The virus enters the eye and infects the conjunctiva, which then triggers pink eye. However, it is important to remember that just because someone has pink eye, it does not mean they have COVID-19. Most forms of pink eye are caused by bacteria and other viruses and tend to clear up and go away in a few weeks with treatments prescribed by an ophthalmologist or primary care doctor.

This is just one example of the evolving information about COVID-19. A person could easily be infected through the eyes and not develop pink eye. Some people are asymptomatic and never present any symptoms or have a fever. Yet, they pass the virus around to others.

For frontline workers who are in contact with people daily, protection from coronavirus and protecting their eyes are equally important to reduce the risks of getting sick. Frontline workers should follow all their employers’ safety protocols and guidance from the CDC. In addition, other things frontline workers can do include:

1. Wear a face shield to protect the eyes.

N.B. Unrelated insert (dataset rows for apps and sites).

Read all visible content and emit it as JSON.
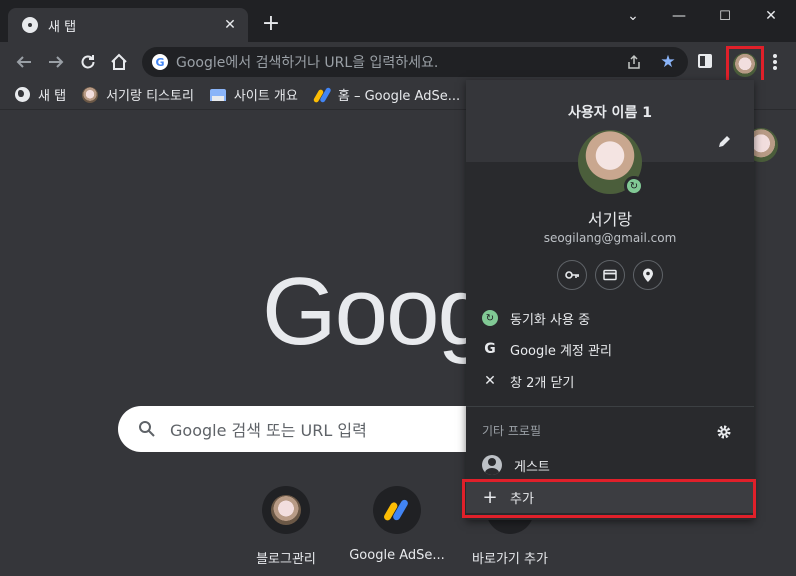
{
  "tab": {
    "title": "새 탭",
    "close": "✕",
    "new_tab": "+"
  },
  "window": {
    "minimize": "—",
    "maximize": "☐",
    "close": "✕",
    "chevron": "⌄"
  },
  "omnibox": {
    "placeholder": "Google에서 검색하거나 URL을 입력하세요."
  },
  "bookmarks": [
    {
      "label": "새 탭",
      "icon": "globe-icon"
    },
    {
      "label": "서기랑 티스토리",
      "icon": "avatar"
    },
    {
      "label": "사이트 개요",
      "icon": "site-icon"
    },
    {
      "label": "홈 – Google AdSe...",
      "icon": "adsense-icon"
    }
  ],
  "ntp": {
    "logo": "Goog",
    "search_placeholder": "Google 검색 또는 URL 입력",
    "shortcuts": [
      {
        "label": "블로그관리"
      },
      {
        "label": "Google AdSe..."
      },
      {
        "label": "바로가기 추가"
      }
    ]
  },
  "profile_panel": {
    "title": "사용자 이름 1",
    "name": "서기랑",
    "email": "seogilang@gmail.com",
    "items": {
      "sync": "동기화 사용 중",
      "manage": "Google 계정 관리",
      "close_windows": "창 2개 닫기"
    },
    "other_profiles_label": "기타 프로필",
    "guest": "게스트",
    "add": "추가"
  },
  "colors": {
    "accent_blue": "#8ab4f8",
    "sync_green": "#81c995",
    "highlight_red": "#e0202a",
    "background": "#35363a"
  }
}
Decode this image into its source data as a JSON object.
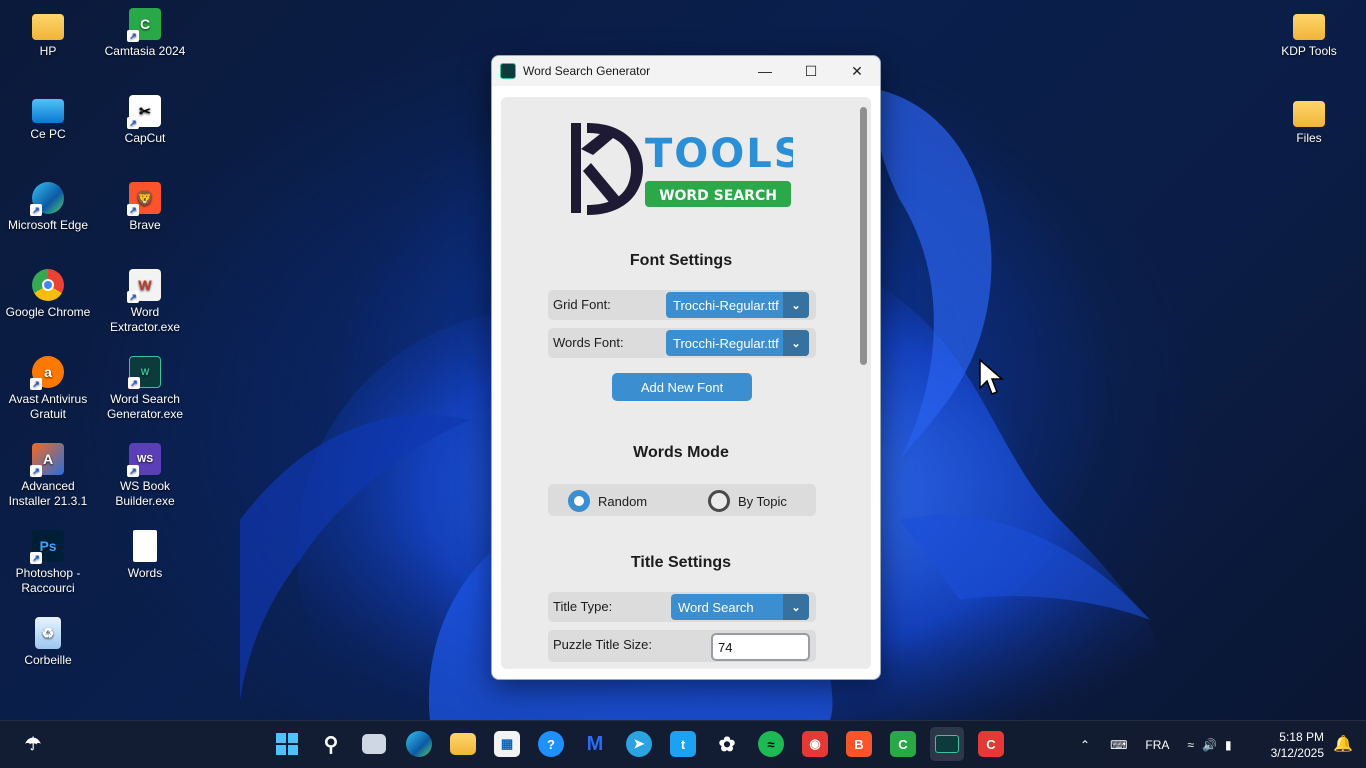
{
  "desktop": {
    "left_icons": [
      {
        "label": "HP",
        "icon": "folder-icon"
      },
      {
        "label": "Camtasia 2024",
        "icon": "camtasia-icon"
      },
      {
        "label": "Ce PC",
        "icon": "computer-icon"
      },
      {
        "label": "CapCut",
        "icon": "capcut-icon"
      },
      {
        "label": "Microsoft Edge",
        "icon": "edge-icon"
      },
      {
        "label": "Brave",
        "icon": "brave-icon"
      },
      {
        "label": "Google Chrome",
        "icon": "chrome-icon"
      },
      {
        "label": "Word Extractor.exe",
        "icon": "word-extractor-icon"
      },
      {
        "label": "Avast Antivirus Gratuit",
        "icon": "avast-icon"
      },
      {
        "label": "Word Search Generator.exe",
        "icon": "word-search-icon"
      },
      {
        "label": "Advanced Installer 21.3.1",
        "icon": "advanced-installer-icon"
      },
      {
        "label": "WS Book Builder.exe",
        "icon": "ws-book-icon"
      },
      {
        "label": "Photoshop - Raccourci",
        "icon": "photoshop-icon"
      },
      {
        "label": "Words",
        "icon": "document-icon"
      },
      {
        "label": "Corbeille",
        "icon": "recycle-bin-icon"
      }
    ],
    "right_icons": [
      {
        "label": "KDP Tools",
        "icon": "folder-icon"
      },
      {
        "label": "Files",
        "icon": "folder-icon"
      }
    ]
  },
  "window": {
    "title": "Word Search Generator",
    "logo": {
      "brand": "TOOLS",
      "letters": "KD",
      "banner": "WORD SEARCH"
    },
    "font_settings": {
      "heading": "Font Settings",
      "grid_font_label": "Grid Font:",
      "grid_font_value": "Trocchi-Regular.ttf",
      "words_font_label": "Words Font:",
      "words_font_value": "Trocchi-Regular.ttf",
      "add_font_label": "Add New Font"
    },
    "words_mode": {
      "heading": "Words Mode",
      "options": [
        "Random",
        "By Topic"
      ],
      "selected": "Random"
    },
    "title_settings": {
      "heading": "Title Settings",
      "title_type_label": "Title Type:",
      "title_type_value": "Word Search",
      "title_size_label": "Puzzle Title Size:",
      "title_size_value": "74"
    }
  },
  "taskbar": {
    "language": "FRA",
    "time": "5:18 PM",
    "date": "3/12/2025"
  },
  "colors": {
    "accent": "#3b8ed0",
    "accent_dark": "#36719f",
    "panel": "#ebebeb"
  }
}
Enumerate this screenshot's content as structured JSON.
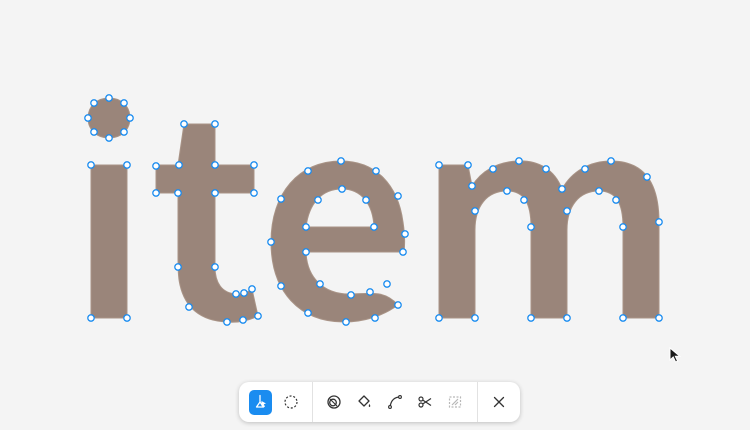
{
  "canvas": {
    "text": "item",
    "glyph_fill": "#9a857a",
    "anchor_color": "#1a8cf0"
  },
  "toolbar": {
    "accent": "#1a8cf0",
    "tools": [
      {
        "name": "direct-select-tool",
        "icon": "pen-select-icon",
        "active": true
      },
      {
        "name": "lasso-select-tool",
        "icon": "dashed-circle-icon",
        "active": false
      },
      {
        "name": "boolean-tool",
        "icon": "overlap-circles-icon",
        "active": false
      },
      {
        "name": "fill-tool",
        "icon": "paint-bucket-icon",
        "active": false
      },
      {
        "name": "curve-tool",
        "icon": "bezier-curve-icon",
        "active": false
      },
      {
        "name": "cut-tool",
        "icon": "scissors-icon",
        "active": false
      },
      {
        "name": "outline-tool",
        "icon": "outline-disabled-icon",
        "active": false,
        "disabled": true
      },
      {
        "name": "close-tool",
        "icon": "close-icon",
        "active": false
      }
    ]
  },
  "cursor": {
    "icon": "arrow-cursor-icon"
  }
}
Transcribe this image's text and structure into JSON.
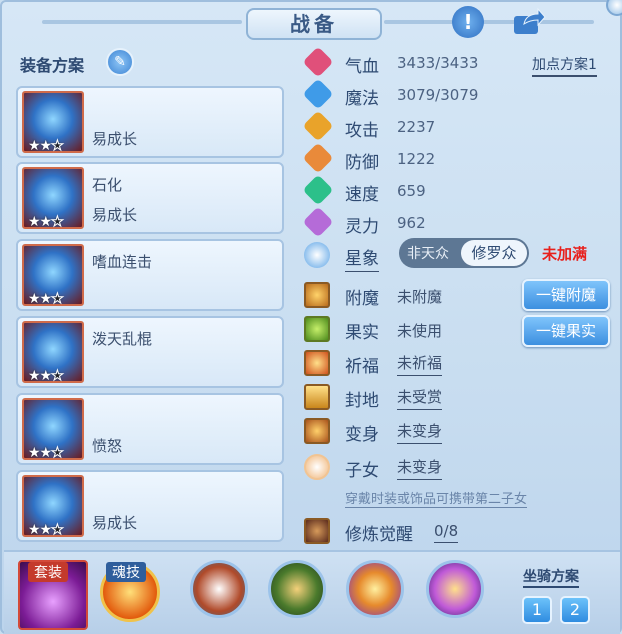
{
  "window": {
    "title": "战备"
  },
  "left": {
    "heading": "装备方案",
    "slots": [
      {
        "line1": "",
        "line2": "易成长",
        "stars_on": 2,
        "stars_total": 3
      },
      {
        "line1": "石化",
        "line2": "易成长",
        "stars_on": 2,
        "stars_total": 3
      },
      {
        "line1": "嗜血连击",
        "line2": "",
        "stars_on": 2,
        "stars_total": 3
      },
      {
        "line1": "泼天乱棍",
        "line2": "",
        "stars_on": 2,
        "stars_total": 3
      },
      {
        "line1": "",
        "line2": "愤怒",
        "stars_on": 2,
        "stars_total": 3
      },
      {
        "line1": "",
        "line2": "易成长",
        "stars_on": 2,
        "stars_total": 3
      }
    ]
  },
  "stats": {
    "plus_plan": "加点方案1",
    "items": [
      {
        "label": "气血",
        "value": "3433/3433",
        "color": "#e0507a",
        "icon": "heart-icon"
      },
      {
        "label": "魔法",
        "value": "3079/3079",
        "color": "#3f9be8",
        "icon": "mana-icon"
      },
      {
        "label": "攻击",
        "value": "2237",
        "color": "#e9a32a",
        "icon": "sword-icon"
      },
      {
        "label": "防御",
        "value": "1222",
        "color": "#e98a3a",
        "icon": "shield-icon"
      },
      {
        "label": "速度",
        "value": "659",
        "color": "#2cc08a",
        "icon": "speed-icon"
      },
      {
        "label": "灵力",
        "value": "962",
        "color": "#b56bd8",
        "icon": "spirit-icon"
      }
    ],
    "constellation": {
      "label": "星象",
      "opt_a": "非天众",
      "opt_b": "修罗众",
      "status": "未加满"
    }
  },
  "enhance": {
    "items": [
      {
        "label": "附魔",
        "value": "未附魔",
        "underline": false
      },
      {
        "label": "果实",
        "value": "未使用",
        "underline": false
      },
      {
        "label": "祈福",
        "value": "未祈福",
        "underline": true
      },
      {
        "label": "封地",
        "value": "未受赏",
        "underline": true
      },
      {
        "label": "变身",
        "value": "未变身",
        "underline": true
      },
      {
        "label": "子女",
        "value": "未变身",
        "underline": true
      }
    ],
    "btn_enchant": "一键附魔",
    "btn_fruit": "一键果实",
    "hint": "穿戴时装或饰品可携带第二子女",
    "awaken_label": "修炼觉醒",
    "awaken_value": "0/8"
  },
  "bottom": {
    "set_tag": "套装",
    "soul_tag": "魂技",
    "mount_label": "坐骑方案",
    "mount_1": "1",
    "mount_2": "2"
  }
}
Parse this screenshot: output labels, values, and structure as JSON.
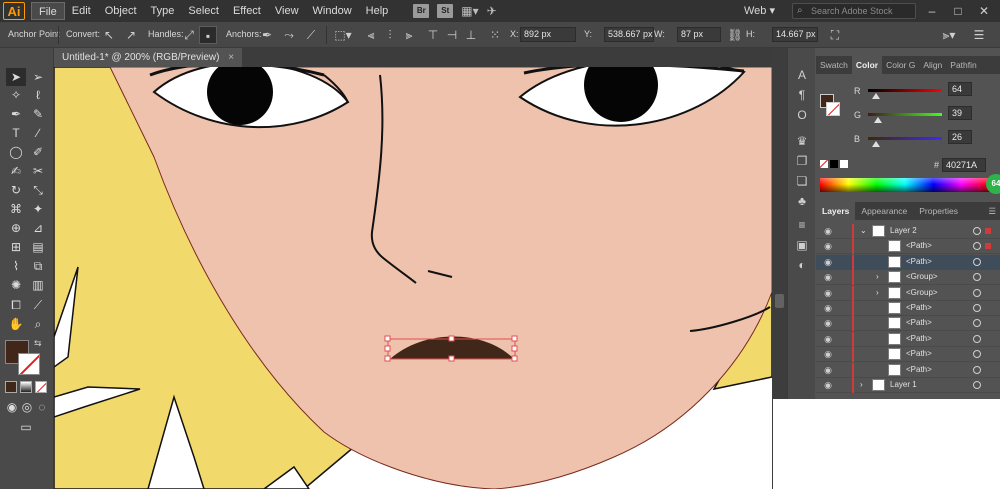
{
  "menubar": {
    "app_logo": "Ai",
    "items": [
      "File",
      "Edit",
      "Object",
      "Type",
      "Select",
      "Effect",
      "View",
      "Window",
      "Help"
    ],
    "badges": [
      "Br",
      "St"
    ],
    "workspace": "Web",
    "search_placeholder": "Search Adobe Stock"
  },
  "controlbar": {
    "tool_name": "Anchor Point",
    "convert_label": "Convert:",
    "handles_label": "Handles:",
    "anchors_label": "Anchors:",
    "x_label": "X:",
    "x_value": "892 px",
    "y_label": "Y:",
    "y_value": "538.667 px",
    "w_label": "W:",
    "w_value": "87 px",
    "h_label": "H:",
    "h_value": "14.667 px"
  },
  "document": {
    "tab_title": "Untitled-1* @ 200% (RGB/Preview)",
    "close_glyph": "×"
  },
  "color_panel": {
    "tabs": [
      "Swatch",
      "Color",
      "Color G",
      "Align",
      "Pathfin"
    ],
    "active_tab": "Color",
    "r_label": "R",
    "r_value": "64",
    "g_label": "G",
    "g_value": "39",
    "b_label": "B",
    "b_value": "26",
    "hex_label": "#",
    "hex_value": "40271A",
    "fill_color": "#40271a",
    "spectrum_badge": "64"
  },
  "layers_panel": {
    "tabs": [
      "Layers",
      "Appearance",
      "Properties"
    ],
    "active_tab": "Layers",
    "rows": [
      {
        "name": "Layer 2",
        "level": 0,
        "expanded": true,
        "target": true
      },
      {
        "name": "<Path>",
        "level": 1,
        "expanded": false,
        "target": true
      },
      {
        "name": "<Path>",
        "level": 1,
        "expanded": false,
        "target": false
      },
      {
        "name": "<Group>",
        "level": 1,
        "expanded": false,
        "target": false
      },
      {
        "name": "<Group>",
        "level": 1,
        "expanded": false,
        "target": false
      },
      {
        "name": "<Path>",
        "level": 1,
        "expanded": false,
        "target": false
      },
      {
        "name": "<Path>",
        "level": 1,
        "expanded": false,
        "target": false
      },
      {
        "name": "<Path>",
        "level": 1,
        "expanded": false,
        "target": false
      },
      {
        "name": "<Path>",
        "level": 1,
        "expanded": false,
        "target": false
      },
      {
        "name": "<Path>",
        "level": 1,
        "expanded": false,
        "target": false
      },
      {
        "name": "Layer 1",
        "level": 0,
        "expanded": false,
        "target": false
      }
    ],
    "selected_row": 2
  },
  "colors": {
    "skin": "#eec2ac",
    "hair": "#f2d96c",
    "mouth": "#40271a",
    "layer_highlight": "#d23a3a",
    "selection_outline": "#e05050"
  },
  "icons": {
    "search": "search-icon",
    "eye": "eye-icon",
    "chevron_down": "chevron-down-icon",
    "chevron_right": "chevron-right-icon"
  }
}
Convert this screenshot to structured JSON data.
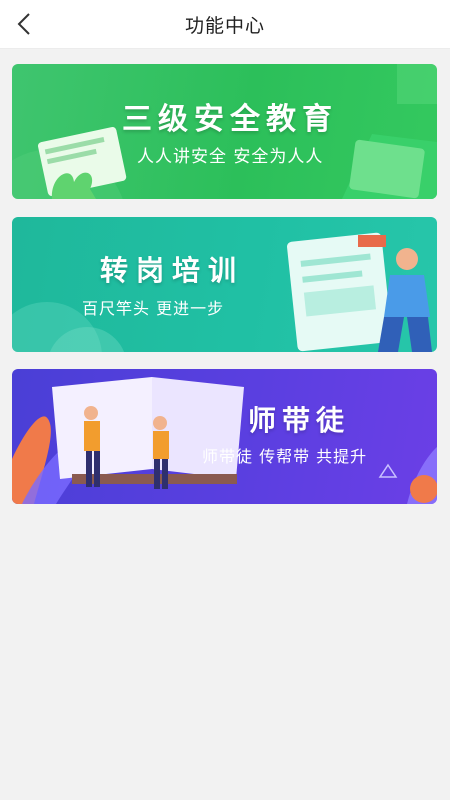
{
  "header": {
    "title": "功能中心",
    "back_icon": "chevron-left-icon"
  },
  "banners": [
    {
      "title": "三级安全教育",
      "subtitle": "人人讲安全  安全为人人"
    },
    {
      "title": "转岗培训",
      "subtitle": "百尺竿头  更进一步"
    },
    {
      "title": "师带徒",
      "subtitle": "师带徒  传帮带  共提升"
    }
  ],
  "colors": {
    "banner1": "#2cbf5a",
    "banner2": "#20c0a4",
    "banner3": "#5a3fe0",
    "background": "#f2f2f2"
  }
}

A face shield does not replace a face mask. A face shield is specifically to help shield the eyes from airborne particles. Face shields also can prevent people from rubbing their eyes and touching their faces.

2. Stop wearing contacts.

If you wear contacts, you are touching the lenses and your eyes frequently. It is recommended to discontinue use of the contacts for the time being and wear glasses instead. Glasses can also help protect the eyes from COVID-19, whereas contacts offer no protection and could easily introduce the virus into the eyes.

3. Wear sunglasses and other non-prescription glasses.

If you had laser eye surgery or do not require glasses or contacts, it is a good idea to still wear some type of protection over your eyes. Sunglasses are perfect for the outdoors since they also block the UV rays of the sun. Non-prescription glasses are better-suited for indoor jobs as an alternative to face shields.

4. In “high-risk” areas consider added protection.

If you work with COVID patients, nursing homes, or in other “high-risk” areas, consider increasing your protection levels. For instance, an approved N95 face mask, safety glasses, and face shield would increase protection to the face and eyes. Other special types of face masks are also available that include face-shield-like extensions that could also be worn for added protection.

5. Schedule an eye exam with an ophthalmologist if you notice eye problems.

Female Medical Worker Wearing Protective Face Mask and Gear

If you develop pink eye or notice other eye problems like itchy, dry eyes, it is best to consult with an eye care provider as soon as possible. Most eye doctors are offering telehealth visits so they can consult with you safely from the comfort of your home.

If it is determined you need to visit the office, then they will explain what coronavirus protection protocols are in place for their office like temperature checks, mandatory face masks, and so on.

COVID-19 is going to be around for quite some time. As we adjust to the new “normal,” protecting ourselves is important more than ever to avoid getting sick. By taking steps to protect our face and eyes, we can reduce our risks of transmitting and getting the virus.

To arrange a telehealth eye consultation if you are experiencing eye problems or to find out more about different laser vision correction surgeries, please feel free to contact Dougherty Laser Vision at (805) 987-5300 today!

We have office locations in Westlake Village, Camarillo, Beverly Hills, Simi Valley, and Encino.